Website and app data records
* * *

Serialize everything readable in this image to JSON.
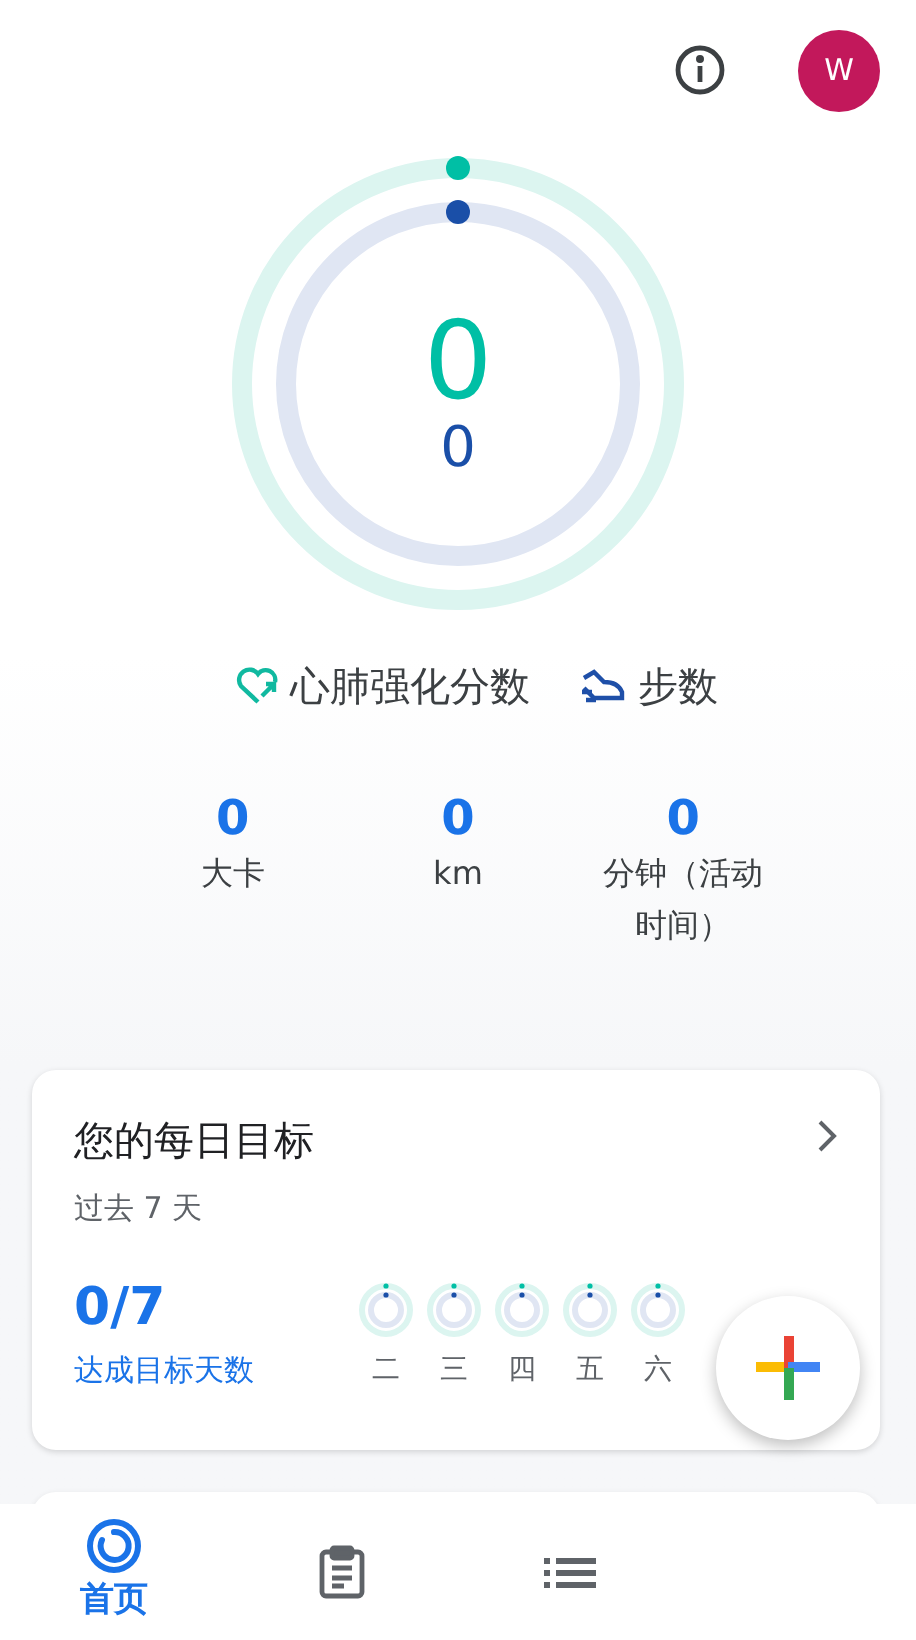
{
  "header": {
    "avatar_letter": "W"
  },
  "rings": {
    "cardio": {
      "value": "0"
    },
    "steps": {
      "value": "0"
    }
  },
  "legend": [
    {
      "kind": "heart",
      "label": "心肺强化分数"
    },
    {
      "kind": "shoe",
      "label": "步数"
    }
  ],
  "stats": [
    {
      "value": "0",
      "label": "大卡"
    },
    {
      "value": "0",
      "label": "km"
    },
    {
      "value": "0",
      "label": "分钟（活动时间）"
    }
  ],
  "daily_goals": {
    "title": "您的每日目标",
    "subtitle": "过去 7 天",
    "count": "0/7",
    "count_label": "达成目标天数",
    "days": [
      {
        "label": "二"
      },
      {
        "label": "三"
      },
      {
        "label": "四"
      },
      {
        "label": "五"
      },
      {
        "label": "六"
      }
    ]
  },
  "bottom_nav": [
    {
      "kind": "home",
      "label": "首页",
      "selected": true
    },
    {
      "kind": "journal",
      "selected": false
    },
    {
      "kind": "list",
      "selected": false
    }
  ]
}
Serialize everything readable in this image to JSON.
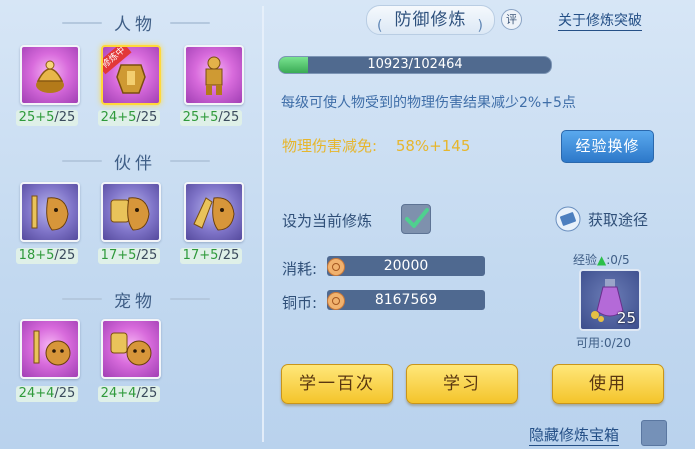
{
  "left_panel": {
    "sections": [
      {
        "title": "人物",
        "slots": [
          {
            "icon": "character-helmet-icon",
            "level_a": "25+5",
            "level_b": "/25",
            "selected": false
          },
          {
            "icon": "character-armor-icon",
            "level_a": "24+5",
            "level_b": "/25",
            "selected": true,
            "badge": "修炼中"
          },
          {
            "icon": "character-body-icon",
            "level_a": "25+5",
            "level_b": "/25",
            "selected": false
          }
        ]
      },
      {
        "title": "伙伴",
        "slots": [
          {
            "icon": "partner-sword-icon",
            "level_a": "18+5",
            "level_b": "/25"
          },
          {
            "icon": "partner-shield-icon",
            "level_a": "17+5",
            "level_b": "/25"
          },
          {
            "icon": "partner-gauntlet-icon",
            "level_a": "17+5",
            "level_b": "/25"
          }
        ]
      },
      {
        "title": "宠物",
        "slots": [
          {
            "icon": "pet-sword-icon",
            "level_a": "24+4",
            "level_b": "/25"
          },
          {
            "icon": "pet-shield-icon",
            "level_a": "24+4",
            "level_b": "/25"
          }
        ]
      }
    ]
  },
  "header": {
    "tab_label": "防御修炼",
    "eval_label": "评",
    "about_link": "关于修炼突破"
  },
  "progress": {
    "text": "10923/102464",
    "fraction": 0.1066
  },
  "description": "每级可使人物受到的物理伤害结果减少2%+5点",
  "damage": {
    "label": "物理伤害减免:",
    "value": "58%+145"
  },
  "exchange_button": "经验换修",
  "set_current": {
    "label": "设为当前修炼",
    "checked": true
  },
  "obtain": {
    "label": "获取途径",
    "icon": "book-icon"
  },
  "costs": {
    "consume_label": "消耗:",
    "consume_value": "20000",
    "coins_label": "铜币:",
    "coins_value": "8167569"
  },
  "item": {
    "exp_label": "经验",
    "exp_value": ":0/5",
    "count": "25",
    "usable": "可用:0/20",
    "icon": "potion-icon"
  },
  "buttons": {
    "learn_100": "学一百次",
    "learn": "学习",
    "use": "使用"
  },
  "hidden_box_label": "隐藏修炼宝箱",
  "colors": {
    "accent_yellow": "#f4c42b",
    "accent_blue": "#2d78c9",
    "level_green": "#2f9a3b",
    "damage_gold": "#e6b62d"
  }
}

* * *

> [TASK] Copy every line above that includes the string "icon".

> [RESULT OF THIS TASK]
            "icon": "character-helmet-icon",
            "icon": "character-armor-icon",
            "icon": "character-body-icon",
            "icon": "partner-sword-icon",
            "icon": "partner-shield-icon",
            "icon": "partner-gauntlet-icon",
            "icon": "pet-sword-icon",
            "icon": "pet-shield-icon",
    "icon": "book-icon"
    "icon": "potion-icon"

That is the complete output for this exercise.